The main audio track is a powerful English DTS-HD Master Audio 5.1 surround sound track mixed at 48kHz/24-bit. The sound here is very impressive, with lots of power to each gunshot, kidney punch or brutal method of hard-fisted interrogation. Surrounds are also given some good use when needed. Dialogue sounds very clear and loud, as it should.
Also available are French and Spanish Dolby Digital 5.1 surround sound tracks. Subtitles are available for English for the hearing impaired and Spanish.


In addition to containing both cuts of the film, "Taken" offers up some worthy supplements, including two audio commentaries, a few featurettes, an interactive feature, a bonus trailer and a digital copy of the film. Even though what is present here doesn’t appear to be all that much, to be fair, this film is a tight, fast-paced juggernaut with good action scenes and a simple plot. Anything viewers wish to know will no doubt be covered by the extras provided.


The audio commentary with director Pierre Morel, cinematographer Michel Abramowicz and stunt coordinator Michel Julienne is in French, so their comments are subtitled at the bottom of the screen.
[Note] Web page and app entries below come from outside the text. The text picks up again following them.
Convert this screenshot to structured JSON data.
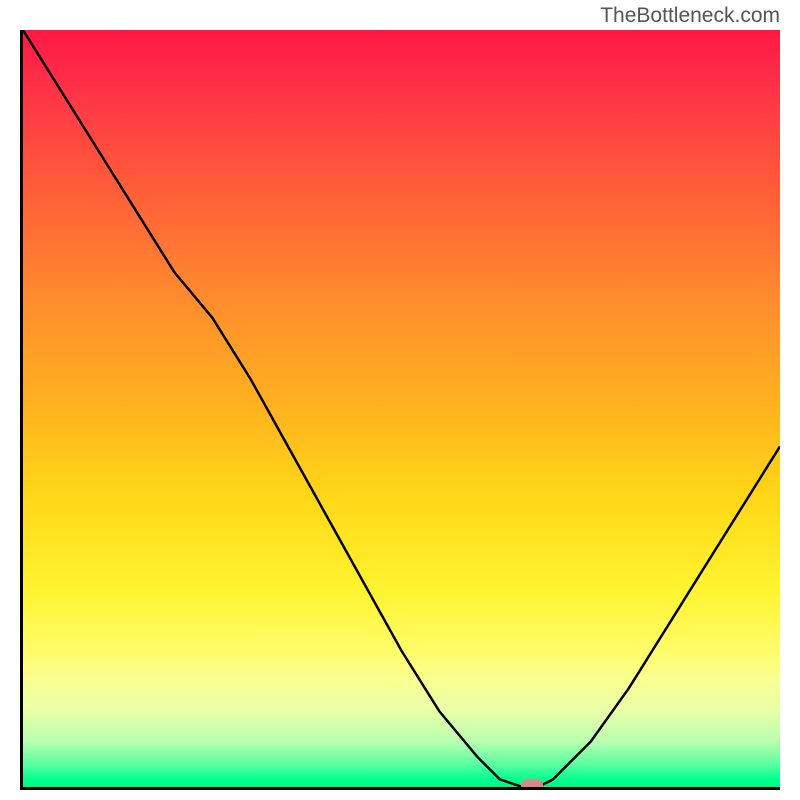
{
  "watermark": "TheBottleneck.com",
  "chart_data": {
    "type": "line",
    "title": "",
    "xlabel": "",
    "ylabel": "",
    "x": [
      0,
      5,
      10,
      15,
      20,
      25,
      30,
      35,
      40,
      45,
      50,
      55,
      60,
      63,
      66,
      68,
      70,
      75,
      80,
      85,
      90,
      95,
      100
    ],
    "y": [
      100,
      92,
      84,
      76,
      68,
      62,
      54,
      45,
      36,
      27,
      18,
      10,
      4,
      1,
      0,
      0,
      1,
      6,
      13,
      21,
      29,
      37,
      45
    ],
    "marker": {
      "x": 67,
      "y": 0
    },
    "xlim": [
      0,
      100
    ],
    "ylim": [
      0,
      100
    ],
    "background": "red-yellow-green vertical gradient",
    "description": "V-shaped bottleneck curve on gradient background; minimum near x≈67"
  }
}
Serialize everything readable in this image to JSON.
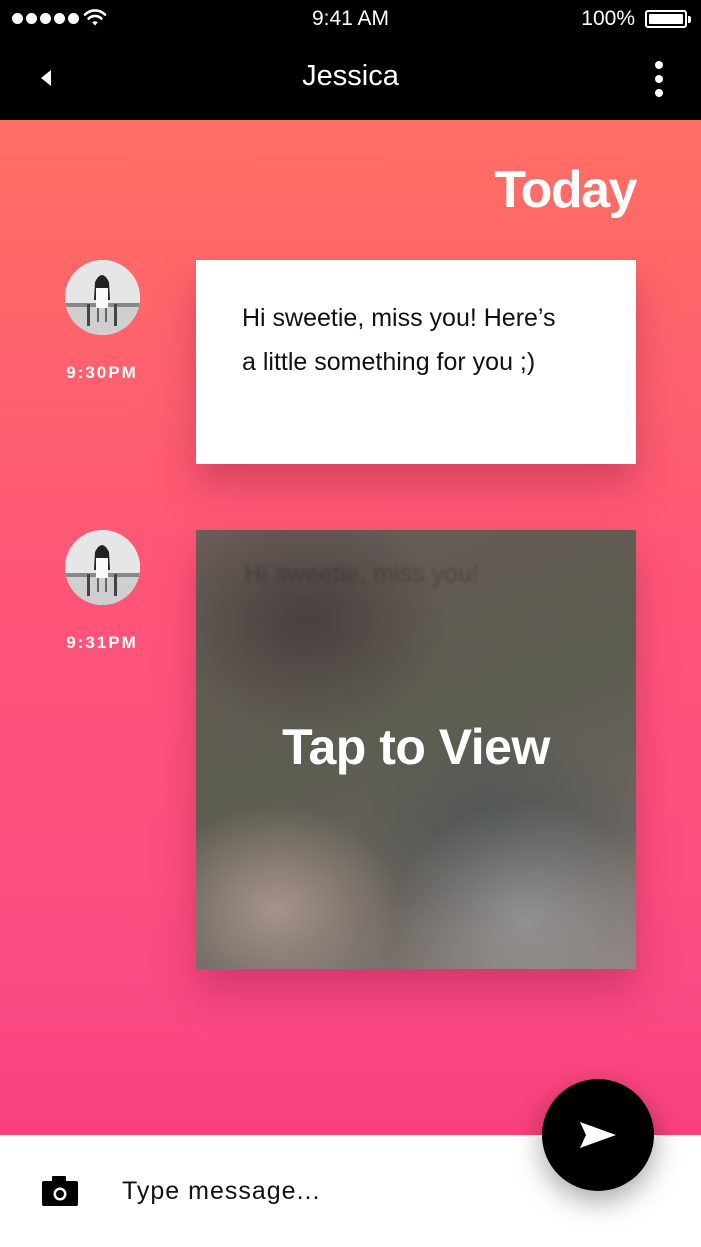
{
  "status_bar": {
    "time": "9:41 AM",
    "battery_percent": "100%"
  },
  "header": {
    "contact_name": "Jessica",
    "back_icon": "back-arrow-icon",
    "menu_icon": "more-vertical-icon"
  },
  "conversation": {
    "date_header": "Today",
    "messages": [
      {
        "time": "9:30PM",
        "text_line1": "Hi sweetie, miss you! Here’s",
        "text_line2": "a little something for you ;)"
      },
      {
        "time": "9:31PM",
        "ghost_text": "Hi sweetie, miss you!",
        "action_label": "Tap to View"
      }
    ]
  },
  "composer": {
    "placeholder": "Type message...",
    "camera_icon": "camera-icon",
    "send_icon": "send-icon"
  },
  "colors": {
    "gradient_top": "#ff6f63",
    "gradient_bottom": "#f8407d",
    "bar_background": "#000000"
  }
}
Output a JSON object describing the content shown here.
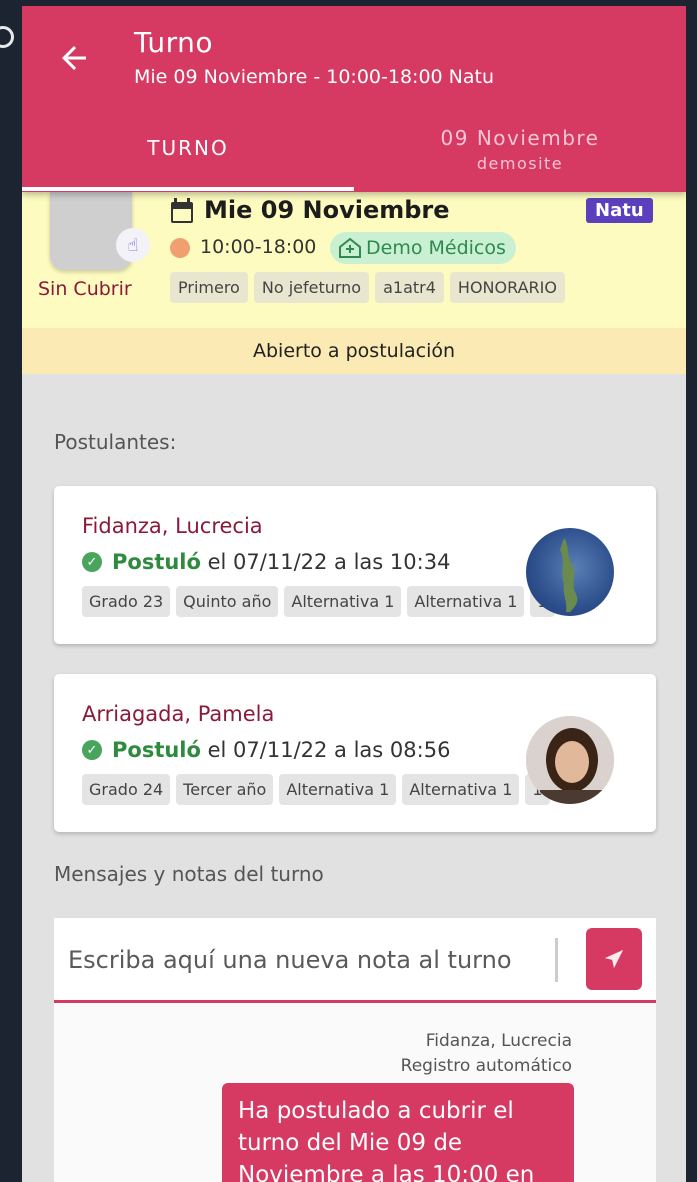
{
  "header": {
    "title": "Turno",
    "subtitle": "Mie 09 Noviembre - 10:00-18:00 Natu",
    "tabs": [
      {
        "label": "TURNO"
      },
      {
        "label": "09 Noviembre",
        "sublabel": "demosite"
      }
    ]
  },
  "shift": {
    "coverage_status": "Sin Cubrir",
    "date": "Mie 09 Noviembre",
    "badge": "Natu",
    "hours": "10:00-18:00",
    "site": "Demo Médicos",
    "tags": [
      "Primero",
      "No jefeturno",
      "a1atr4",
      "HONORARIO"
    ],
    "status": "Abierto a postulación"
  },
  "applicants": {
    "label": "Postulantes:",
    "items": [
      {
        "name": "Fidanza, Lucrecia",
        "action": "Postuló",
        "detail": "el 07/11/22 a las 10:34",
        "tags": [
          "Grado 23",
          "Quinto año",
          "Alternativa 1",
          "Alternativa 1",
          "1"
        ]
      },
      {
        "name": "Arriagada, Pamela",
        "action": "Postuló",
        "detail": "el 07/11/22 a las 08:56",
        "tags": [
          "Grado 24",
          "Tercer año",
          "Alternativa 1",
          "Alternativa 1",
          "1"
        ]
      }
    ]
  },
  "notes": {
    "label": "Mensajes y notas del turno",
    "placeholder": "Escriba aquí una nueva nota al turno",
    "message": {
      "author": "Fidanza, Lucrecia",
      "source": "Registro automático",
      "text": "Ha postulado a cubrir el turno del Mie 09 de Noviembre a las 10:00 en"
    }
  },
  "colors": {
    "brand": "#d63a62",
    "summary_bg": "#fdfbbf",
    "badge": "#5b3fbd",
    "success": "#2e8a3e"
  }
}
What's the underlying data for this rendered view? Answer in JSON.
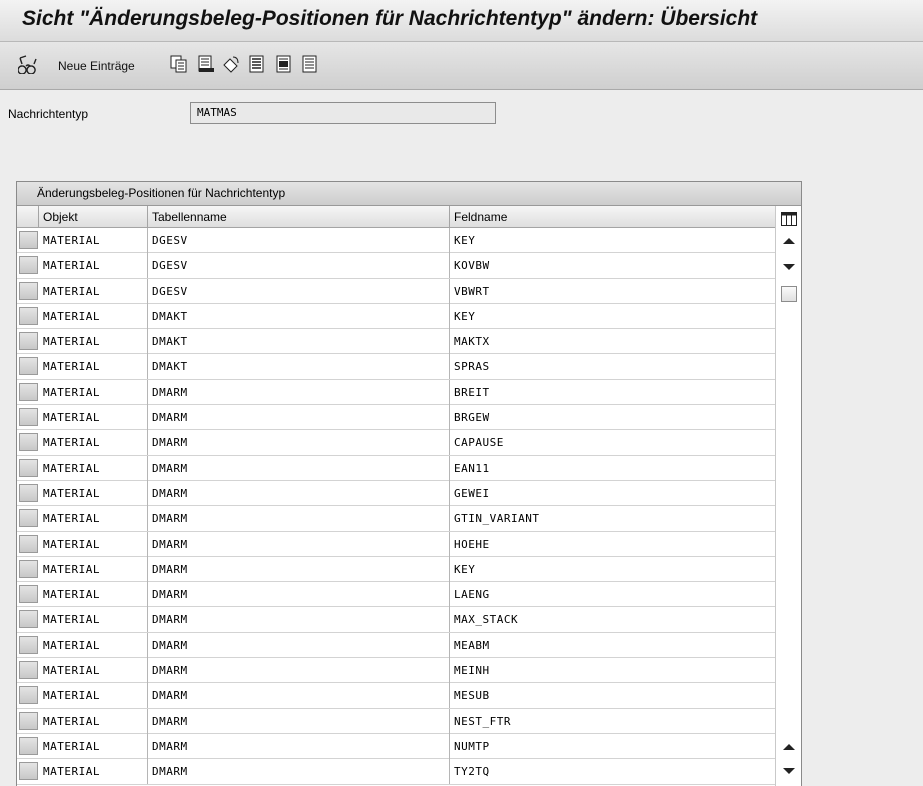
{
  "title": "Sicht \"Änderungsbeleg-Positionen für Nachrichtentyp\" ändern: Übersicht",
  "toolbar": {
    "neue_eintraege_label": "Neue Einträge",
    "icons": [
      "glasses-icon",
      "copy-icon",
      "delete-icon",
      "undo-icon",
      "select-all-icon",
      "select-block-icon",
      "deselect-all-icon"
    ]
  },
  "form": {
    "nachrichtentyp_label": "Nachrichtentyp",
    "nachrichtentyp_value": "MATMAS"
  },
  "table": {
    "title": "Änderungsbeleg-Positionen für Nachrichtentyp",
    "columns": [
      "Objekt",
      "Tabellenname",
      "Feldname"
    ],
    "rows": [
      [
        "MATERIAL",
        "DGESV",
        "KEY"
      ],
      [
        "MATERIAL",
        "DGESV",
        "KOVBW"
      ],
      [
        "MATERIAL",
        "DGESV",
        "VBWRT"
      ],
      [
        "MATERIAL",
        "DMAKT",
        "KEY"
      ],
      [
        "MATERIAL",
        "DMAKT",
        "MAKTX"
      ],
      [
        "MATERIAL",
        "DMAKT",
        "SPRAS"
      ],
      [
        "MATERIAL",
        "DMARM",
        "BREIT"
      ],
      [
        "MATERIAL",
        "DMARM",
        "BRGEW"
      ],
      [
        "MATERIAL",
        "DMARM",
        "CAPAUSE"
      ],
      [
        "MATERIAL",
        "DMARM",
        "EAN11"
      ],
      [
        "MATERIAL",
        "DMARM",
        "GEWEI"
      ],
      [
        "MATERIAL",
        "DMARM",
        "GTIN_VARIANT"
      ],
      [
        "MATERIAL",
        "DMARM",
        "HOEHE"
      ],
      [
        "MATERIAL",
        "DMARM",
        "KEY"
      ],
      [
        "MATERIAL",
        "DMARM",
        "LAENG"
      ],
      [
        "MATERIAL",
        "DMARM",
        "MAX_STACK"
      ],
      [
        "MATERIAL",
        "DMARM",
        "MEABM"
      ],
      [
        "MATERIAL",
        "DMARM",
        "MEINH"
      ],
      [
        "MATERIAL",
        "DMARM",
        "MESUB"
      ],
      [
        "MATERIAL",
        "DMARM",
        "NEST_FTR"
      ],
      [
        "MATERIAL",
        "DMARM",
        "NUMTP"
      ],
      [
        "MATERIAL",
        "DMARM",
        "TY2TQ"
      ]
    ]
  }
}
I’m not a big fan of listening to/reading a commentary in this manner, but I’m glad they still chose to include it, as the three participants do have plenty to talk about the regarding film’s production.

The second audio commentary is with screenwriter Robert Mark Kamen, which is, thankfully, in English, is a great listen because he provides some great insight into the script. It’s a great track because Kamen is able to really get deep into some exposition here and discuss the meanings behind the characters’ motivations in addition to divulging little factoids about all of the film that may have been lost on most viewers.

“Black Ops Field Manual” is an interactive feature which, when launched, will display geographical locators, anatomical information and a self-updating mission dashboard” in a pop-up window. This is only available for players equipped with "BonusView" (profile 1.1 or greater).

“Le Making Of” is a featurette which runs for 18 minutes and 24 seconds. Even though it’s hardly an in-depth piece, this is a decent behind-the-scenes look at the making of the film. Liam Neeson takes center stage here to discuss the character he plays and the experience of working with director Pierre Morel. All of the film’s major action set pieces, and the car chase, are also covered.

“Avant Premiere” featurette runs for 4 minutes and 48 seconds, this is just a glimpse at the film’s premiere, nothing too exciting.

“Inside Action: Side-By-Side Comparisons” contains six short featurettes that show the shooting of some key scenes alongside shots of the crew filming them. They include:

- “Peter’s Death” runs for 49 seconds.
- “Bryan Escapes Construction Site” runs for 3 minutes and 6 seconds.
- “Good Luck” runs for 51 seconds.
- “The Interrogation” runs for 2 minutes and 7 seconds.
- “Bryan At Saint Clair’s” runs for 1 minute and 39 seconds.
- “Boat Fight” runs for 2 minutes and 30 seconds.

Finally, a bonus trailer is included, not for "Taken", but for The Notorious B.I.G. biopic, "Notorious", It runs for 1 minute and 9 seconds.


The package also contains this second disc with a digital copy of the film’s 'Unrated Extended Cut' available for portable media devices.


The Film: B+ Video: B Audio: B+ Extras: B- Overall: B+


DVD Compare is a participant in the Amazon Services LLC Associates Program and the Amazon Europe S.a.r.l. Associates Programme, an affiliate advertising program designed to provide a means for sites to earn advertising fees by advertising and linking to amazon.co.uk, amazon.com, amazon.ca, amazon.fr, and amazon.de.